one of the oldest, most commonly used medical procedures
in the world. Originating in China more than 2,000 years
ago, acupuncture began to become better known in the United
States in 1971, when New York Times reporter James Reston
wrote about how doctors in China used needles to ease his
pain after surgery.
The term acupuncture describes a family of procedures involving
stimulation of anatomical points on the body by a variety
of techniques. American practices of acupuncture incorporate
medical traditions from China, Japan, Korea, and other countries.
The acupuncture technique that has been most studied scientifically
involves penetrating the skin with thin, solid, metallic
needles that are manipulated by the hands or by electrical
is a technique of inserting and manipulating needles into
"acupuncture points" on the body. According to acupunctural
teachings this will restore health and well-being, and is
particularly good at treating pain.
The definition and characterization of these points is standardized
by the World Health Organization . Acupuncture is thought
to have originated in China and is most commonly associated
with Traditional Chinese medicine. Other types of acupuncture
(Japanese, Korean, and classical Chinese acupuncture) are
practiced and taught throughout the world.
Whether acupuncture is efficacious or a placebo is subject
to scientific research. Scientists have conducted reviews
of existing clinical trials according to the protocols of
evidence-based medicine; some have found efficacy for headache,
low back pain and nausea, but for most conditions have concluded
that there is insufficient evidence to determine whether
or not acupuncture is effective.
The World Health Organisation (WHO), the National Center
for Complementary and Alternative Medicine (NCCAM) of the
National Institute of Health (NIH), the American Medical
Association (AMA) and various government reports have also
studied and commented on the efficacy of acupuncture.

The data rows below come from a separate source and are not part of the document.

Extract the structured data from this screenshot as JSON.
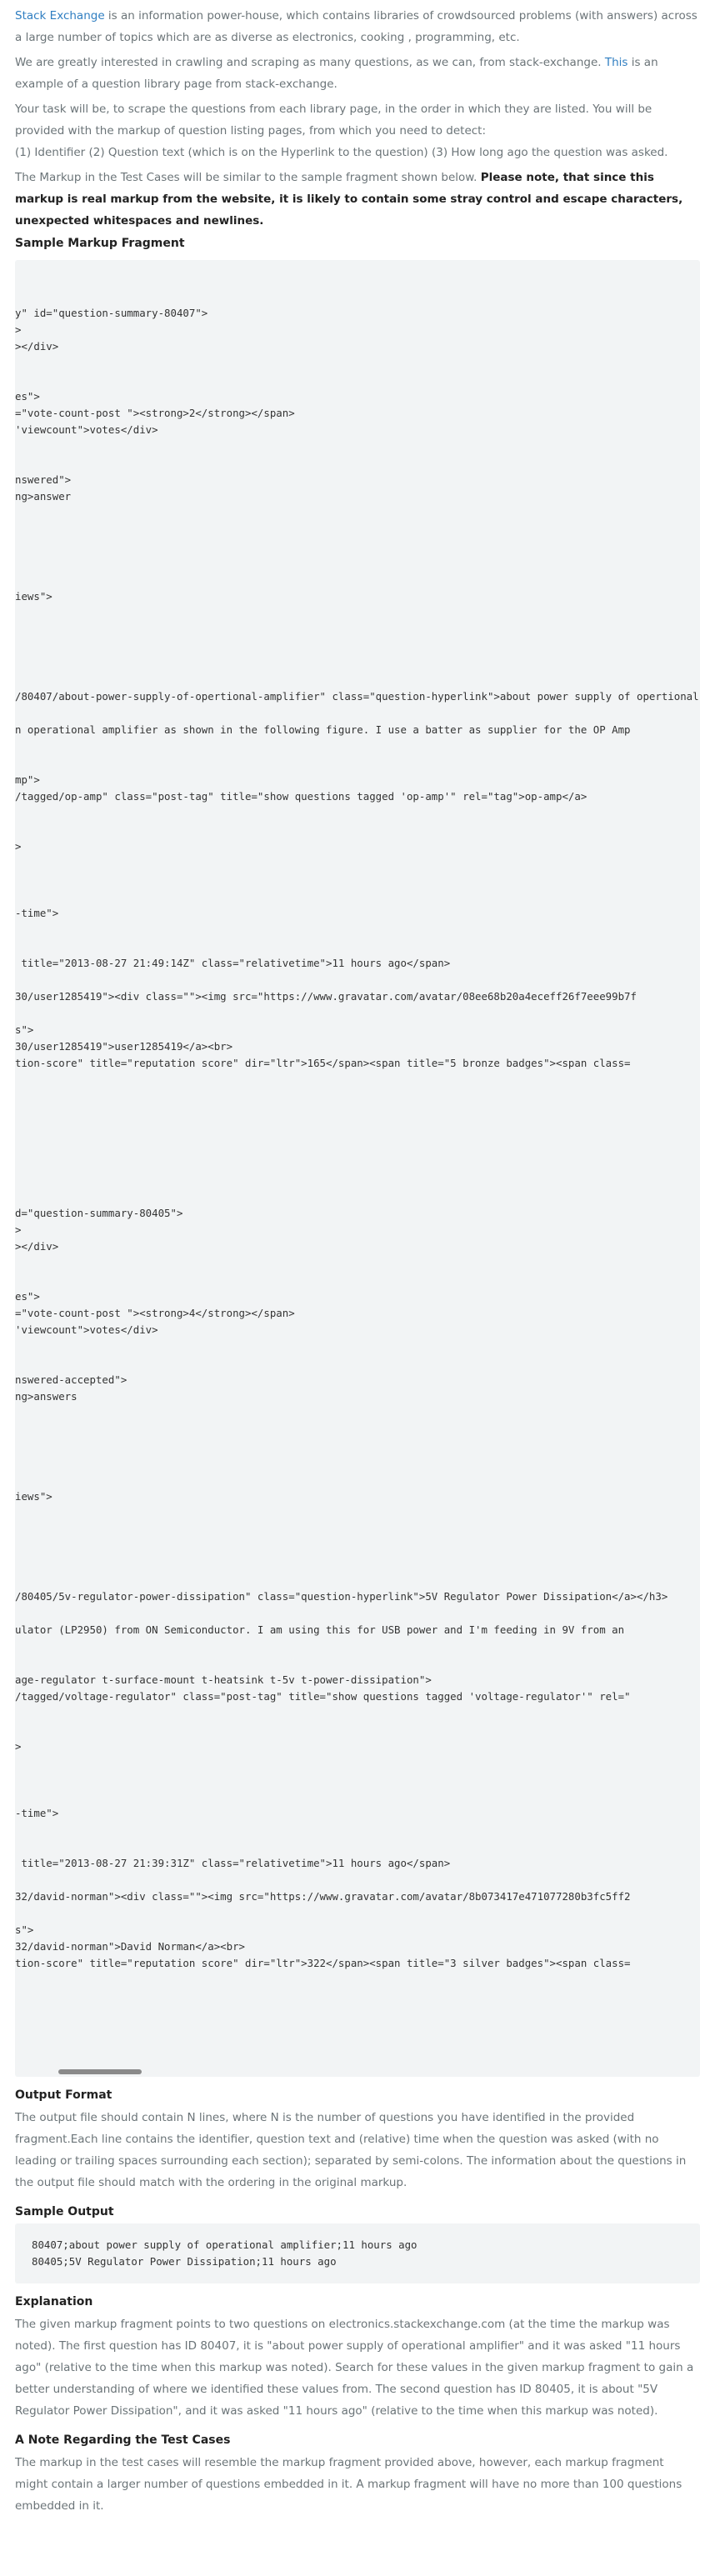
{
  "intro": {
    "p1_link": "Stack Exchange",
    "p1_text": " is an information power-house, which contains libraries of crowdsourced problems (with answers) across a large number of topics which are as diverse as electronics, cooking , programming, etc.",
    "p2_pre": "We are greatly interested in crawling and scraping as many questions, as we can, from stack-exchange. ",
    "p2_link": "This",
    "p2_post": " is an example of a question library page from stack-exchange.",
    "p3": "Your task will be, to scrape the questions from each library page, in the order in which they are listed. You will be provided with the markup of question listing pages, from which you need to detect:",
    "p4": "(1) Identifier (2) Question text (which is on the Hyperlink to the question) (3) How long ago the question was asked.",
    "p5_pre": "The Markup in the Test Cases will be similar to the sample fragment shown below. ",
    "p5_bold": "Please note, that since this markup is real markup from the website, it is likely to contain some stray control and escape characters, unexpected whitespaces and newlines."
  },
  "sample_markup": {
    "heading": "Sample Markup Fragment",
    "code": "\n\ny\" id=\"question-summary-80407\">\n>\n></div>\n\n\nes\">\n=\"vote-count-post \"><strong>2</strong></span>\n'viewcount\">votes</div>\n\n\nnswered\">\nng>answer\n\n\n\n\n\niews\">\n\n\n\n\n\n/80407/about-power-supply-of-opertional-amplifier\" class=\"question-hyperlink\">about power supply of opertional amplifier</a></h3>\n\nn operational amplifier as shown in the following figure. I use a batter as supplier for the OP Amp\n\n\nmp\">\n/tagged/op-amp\" class=\"post-tag\" title=\"show questions tagged 'op-amp'\" rel=\"tag\">op-amp</a>\n\n\n>\n\n\n\n-time\">\n\n\n title=\"2013-08-27 21:49:14Z\" class=\"relativetime\">11 hours ago</span>\n\n30/user1285419\"><div class=\"\"><img src=\"https://www.gravatar.com/avatar/08ee68b20a4eceff26f7eee99b7f\n\ns\">\n30/user1285419\">user1285419</a><br>\ntion-score\" title=\"reputation score\" dir=\"ltr\">165</span><span title=\"5 bronze badges\"><span class=\n\n\n\n\n\n\n\n\nd=\"question-summary-80405\">\n>\n></div>\n\n\nes\">\n=\"vote-count-post \"><strong>4</strong></span>\n'viewcount\">votes</div>\n\n\nnswered-accepted\">\nng>answers\n\n\n\n\n\niews\">\n\n\n\n\n\n/80405/5v-regulator-power-dissipation\" class=\"question-hyperlink\">5V Regulator Power Dissipation</a></h3>\n\nulator (LP2950) from ON Semiconductor. I am using this for USB power and I'm feeding in 9V from an\n\n\nage-regulator t-surface-mount t-heatsink t-5v t-power-dissipation\">\n/tagged/voltage-regulator\" class=\"post-tag\" title=\"show questions tagged 'voltage-regulator'\" rel=\"\n\n\n>\n\n\n\n-time\">\n\n\n title=\"2013-08-27 21:39:31Z\" class=\"relativetime\">11 hours ago</span>\n\n32/david-norman\"><div class=\"\"><img src=\"https://www.gravatar.com/avatar/8b073417e471077280b3fc5ff2\n\ns\">\n32/david-norman\">David Norman</a><br>\ntion-score\" title=\"reputation score\" dir=\"ltr\">322</span><span title=\"3 silver badges\"><span class=\n"
  },
  "output_format": {
    "heading": "Output Format",
    "text": "The output file should contain N lines, where N is the number of questions you have identified in the provided fragment.Each line contains the identifier, question text and (relative) time when the question was asked (with no leading or trailing spaces surrounding each section); separated by semi-colons. The information about the questions in the output file should match with the ordering in the original markup."
  },
  "sample_output": {
    "heading": "Sample Output",
    "code": "80407;about power supply of operational amplifier;11 hours ago\n80405;5V Regulator Power Dissipation;11 hours ago"
  },
  "explanation": {
    "heading": "Explanation",
    "text": "The given markup fragment points to two questions on electronics.stackexchange.com (at the time the markup was noted). The first question has ID 80407, it is \"about power supply of operational amplifier\" and it was asked \"11 hours ago\" (relative to the time when this markup was noted). Search for these values in the given markup fragment to gain a better understanding of where we identified these values from. The second question has ID 80405, it is about \"5V Regulator Power Dissipation\", and it was asked \"11 hours ago\" (relative to the time when this markup was noted)."
  },
  "note": {
    "heading": "A Note Regarding the Test Cases",
    "text": "The markup in the test cases will resemble the markup fragment provided above, however, each markup fragment might contain a larger number of questions embedded in it. A markup fragment will have no more than 100 questions embedded in it."
  }
}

There
is general agreement that acupuncture is safe when administered
by well-trained practitioners, and that further research
According to the NIH Consensus Statement on Acupuncture,
there have been many studies on acupuncture's potential
usefulness, but results have been mixed because of complexities
with study design and size, as well as difficulties with
choosing and using placebos or sham acupuncture. However,
promising results have emerged, showing efficacy of acupuncture,
for example, in adult postoperative and chemotherapy nausea
and vomiting and in postoperative dental pain.
There are other situations--such as addiction, stroke rehabilitation,
headache, menstrual cramps, tennis elbow, fibromyalgia,
myofascial pain, osteoarthritis, low-back pain, carpal tunnel
syndrome, and asthma--in which acupuncture may be useful
as an adjunct treatment or an acceptable alternative or
be included in a comprehensive management program. An NCCAM-funded
study recently showed that acupuncture provides pain relief,
improves function for people with osteoarthritis of the
knee, and serves as an effective complement to standard
care.7 Further research is likely to uncover additional
areas where acupuncture interventions will be useful.